> [What to do] Reproduce the records in full. Alter nothing.

> [Supplied entries]
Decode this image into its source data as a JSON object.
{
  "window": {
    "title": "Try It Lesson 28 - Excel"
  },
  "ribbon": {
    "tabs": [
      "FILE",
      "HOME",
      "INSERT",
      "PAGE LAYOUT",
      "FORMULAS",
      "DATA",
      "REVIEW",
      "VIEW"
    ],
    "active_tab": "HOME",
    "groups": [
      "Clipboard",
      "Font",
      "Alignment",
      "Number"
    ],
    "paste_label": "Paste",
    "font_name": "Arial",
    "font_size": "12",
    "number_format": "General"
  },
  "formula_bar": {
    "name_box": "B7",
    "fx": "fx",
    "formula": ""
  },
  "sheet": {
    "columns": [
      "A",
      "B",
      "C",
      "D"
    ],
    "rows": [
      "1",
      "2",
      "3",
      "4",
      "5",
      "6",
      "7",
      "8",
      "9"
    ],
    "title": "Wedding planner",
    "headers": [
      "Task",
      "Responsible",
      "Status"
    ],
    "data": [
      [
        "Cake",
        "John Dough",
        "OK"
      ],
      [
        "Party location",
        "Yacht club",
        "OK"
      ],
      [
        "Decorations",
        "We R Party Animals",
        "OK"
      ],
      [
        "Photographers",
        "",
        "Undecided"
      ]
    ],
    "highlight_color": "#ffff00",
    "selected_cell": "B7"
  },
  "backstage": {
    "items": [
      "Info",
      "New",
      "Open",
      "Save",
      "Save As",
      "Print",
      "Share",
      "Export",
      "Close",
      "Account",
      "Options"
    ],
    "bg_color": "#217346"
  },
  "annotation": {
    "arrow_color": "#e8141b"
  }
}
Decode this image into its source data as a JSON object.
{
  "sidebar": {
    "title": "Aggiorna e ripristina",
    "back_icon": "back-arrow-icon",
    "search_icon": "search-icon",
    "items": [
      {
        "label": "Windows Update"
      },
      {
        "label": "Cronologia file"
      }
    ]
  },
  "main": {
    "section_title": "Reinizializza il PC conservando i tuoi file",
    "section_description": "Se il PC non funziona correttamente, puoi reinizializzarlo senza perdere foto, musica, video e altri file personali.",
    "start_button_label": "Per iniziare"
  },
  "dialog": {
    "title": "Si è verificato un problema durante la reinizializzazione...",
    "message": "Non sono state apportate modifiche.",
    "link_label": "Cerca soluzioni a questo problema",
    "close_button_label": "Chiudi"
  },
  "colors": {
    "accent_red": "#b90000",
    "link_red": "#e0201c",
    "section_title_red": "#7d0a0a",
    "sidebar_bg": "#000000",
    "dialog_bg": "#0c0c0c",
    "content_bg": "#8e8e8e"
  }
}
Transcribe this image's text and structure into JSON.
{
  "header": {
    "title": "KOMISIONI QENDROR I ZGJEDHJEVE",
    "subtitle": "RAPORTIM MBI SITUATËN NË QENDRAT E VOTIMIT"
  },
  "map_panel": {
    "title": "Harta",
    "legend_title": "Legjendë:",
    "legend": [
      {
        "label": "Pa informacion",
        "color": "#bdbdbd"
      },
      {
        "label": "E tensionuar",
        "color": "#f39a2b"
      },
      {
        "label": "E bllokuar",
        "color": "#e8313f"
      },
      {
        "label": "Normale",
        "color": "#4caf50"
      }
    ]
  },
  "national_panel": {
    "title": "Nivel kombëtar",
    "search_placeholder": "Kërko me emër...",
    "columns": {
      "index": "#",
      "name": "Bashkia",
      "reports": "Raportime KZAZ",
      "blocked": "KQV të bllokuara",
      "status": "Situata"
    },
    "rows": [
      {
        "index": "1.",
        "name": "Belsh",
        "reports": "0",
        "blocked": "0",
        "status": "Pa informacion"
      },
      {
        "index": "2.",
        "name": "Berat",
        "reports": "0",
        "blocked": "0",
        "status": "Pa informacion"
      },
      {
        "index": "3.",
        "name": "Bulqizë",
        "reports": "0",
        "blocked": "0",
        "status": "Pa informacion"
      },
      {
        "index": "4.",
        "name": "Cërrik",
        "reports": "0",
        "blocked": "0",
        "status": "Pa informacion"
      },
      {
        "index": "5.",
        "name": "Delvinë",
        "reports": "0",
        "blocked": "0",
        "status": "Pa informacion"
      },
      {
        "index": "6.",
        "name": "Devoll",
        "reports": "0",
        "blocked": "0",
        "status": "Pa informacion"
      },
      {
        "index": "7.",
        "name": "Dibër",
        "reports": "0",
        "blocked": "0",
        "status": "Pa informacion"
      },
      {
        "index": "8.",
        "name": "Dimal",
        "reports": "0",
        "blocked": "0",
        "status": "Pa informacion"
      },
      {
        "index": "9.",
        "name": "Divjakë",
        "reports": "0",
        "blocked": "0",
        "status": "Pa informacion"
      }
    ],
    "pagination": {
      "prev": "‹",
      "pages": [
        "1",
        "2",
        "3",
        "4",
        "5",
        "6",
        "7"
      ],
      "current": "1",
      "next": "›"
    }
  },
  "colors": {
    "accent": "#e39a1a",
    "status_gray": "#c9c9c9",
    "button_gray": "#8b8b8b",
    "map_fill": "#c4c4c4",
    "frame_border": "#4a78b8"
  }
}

> [Response area]
Decode this image into its source data as a JSON object.
{
  "window": {
    "title": "Try It Lesson 28 - Excel"
  },
  "ribbon": {
    "tabs": [
      "FILE",
      "HOME",
      "INSERT",
      "PAGE LAYOUT",
      "FORMULAS",
      "DATA",
      "REVIEW",
      "VIEW"
    ],
    "active_tab": "HOME",
    "groups": [
      "Clipboard",
      "Font",
      "Alignment",
      "Number"
    ],
    "paste_label": "Paste",
    "font_name": "Arial",
    "font_size": "12",
    "number_format": "General"
  },
  "formula_bar": {
    "name_box": "B7",
    "fx": "fx",
    "formula": ""
  },
  "sheet": {
    "columns": [
      "A",
      "B",
      "C",
      "D"
    ],
    "rows": [
      "1",
      "2",
      "3",
      "4",
      "5",
      "6",
      "7",
      "8",
      "9"
    ],
    "title": "Wedding planner",
    "headers": [
      "Task",
      "Responsible",
      "Status"
    ],
    "data": [
      [
        "Cake",
        "John Dough",
        "OK"
      ],
      [
        "Party location",
        "Yacht club",
        "OK"
      ],
      [
        "Decorations",
        "We R Party Animals",
        "OK"
      ],
      [
        "Photographers",
        "",
        "Undecided"
      ]
    ],
    "highlight_color": "#ffff00",
    "selected_cell": "B7"
  },
  "backstage": {
    "items": [
      "Info",
      "New",
      "Open",
      "Save",
      "Save As",
      "Print",
      "Share",
      "Export",
      "Close",
      "Account",
      "Options"
    ],
    "bg_color": "#217346"
  },
  "annotation": {
    "arrow_color": "#e8141b"
  }
}
Decode this image into its source data as a JSON object.
{
  "sidebar": {
    "title": "Aggiorna e ripristina",
    "back_icon": "back-arrow-icon",
    "search_icon": "search-icon",
    "items": [
      {
        "label": "Windows Update"
      },
      {
        "label": "Cronologia file"
      }
    ]
  },
  "main": {
    "section_title": "Reinizializza il PC conservando i tuoi file",
    "section_description": "Se il PC non funziona correttamente, puoi reinizializzarlo senza perdere foto, musica, video e altri file personali.",
    "start_button_label": "Per iniziare"
  },
  "dialog": {
    "title": "Si è verificato un problema durante la reinizializzazione...",
    "message": "Non sono state apportate modifiche.",
    "link_label": "Cerca soluzioni a questo problema",
    "close_button_label": "Chiudi"
  },
  "colors": {
    "accent_red": "#b90000",
    "link_red": "#e0201c",
    "section_title_red": "#7d0a0a",
    "sidebar_bg": "#000000",
    "dialog_bg": "#0c0c0c",
    "content_bg": "#8e8e8e"
  }
}
Transcribe this image's text and structure into JSON.
{
  "header": {
    "title": "KOMISIONI QENDROR I ZGJEDHJEVE",
    "subtitle": "RAPORTIM MBI SITUATËN NË QENDRAT E VOTIMIT"
  },
  "map_panel": {
    "title": "Harta",
    "legend_title": "Legjendë:",
    "legend": [
      {
        "label": "Pa informacion",
        "color": "#bdbdbd"
      },
      {
        "label": "E tensionuar",
        "color": "#f39a2b"
      },
      {
        "label": "E bllokuar",
        "color": "#e8313f"
      },
      {
        "label": "Normale",
        "color": "#4caf50"
      }
    ]
  },
  "national_panel": {
    "title": "Nivel kombëtar",
    "search_placeholder": "Kërko me emër...",
    "columns": {
      "index": "#",
      "name": "Bashkia",
      "reports": "Raportime KZAZ",
      "blocked": "KQV të bllokuara",
      "status": "Situata"
    },
    "rows": [
      {
        "index": "1.",
        "name": "Belsh",
        "reports": "0",
        "blocked": "0",
        "status": "Pa informacion"
      },
      {
        "index": "2.",
        "name": "Berat",
        "reports": "0",
        "blocked": "0",
        "status": "Pa informacion"
      },
      {
        "index": "3.",
        "name": "Bulqizë",
        "reports": "0",
        "blocked": "0",
        "status": "Pa informacion"
      },
      {
        "index": "4.",
        "name": "Cërrik",
        "reports": "0",
        "blocked": "0",
        "status": "Pa informacion"
      },
      {
        "index": "5.",
        "name": "Delvinë",
        "reports": "0",
        "blocked": "0",
        "status": "Pa informacion"
      },
      {
        "index": "6.",
        "name": "Devoll",
        "reports": "0",
        "blocked": "0",
        "status": "Pa informacion"
      },
      {
        "index": "7.",
        "name": "Dibër",
        "reports": "0",
        "blocked": "0",
        "status": "Pa informacion"
      },
      {
        "index": "8.",
        "name": "Dimal",
        "reports": "0",
        "blocked": "0",
        "status": "Pa informacion"
      },
      {
        "index": "9.",
        "name": "Divjakë",
        "reports": "0",
        "blocked": "0",
        "status": "Pa informacion"
      }
    ],
    "pagination": {
      "prev": "‹",
      "pages": [
        "1",
        "2",
        "3",
        "4",
        "5",
        "6",
        "7"
      ],
      "current": "1",
      "next": "›"
    }
  },
  "colors": {
    "accent": "#e39a1a",
    "status_gray": "#c9c9c9",
    "button_gray": "#8b8b8b",
    "map_fill": "#c4c4c4",
    "frame_border": "#4a78b8"
  }
}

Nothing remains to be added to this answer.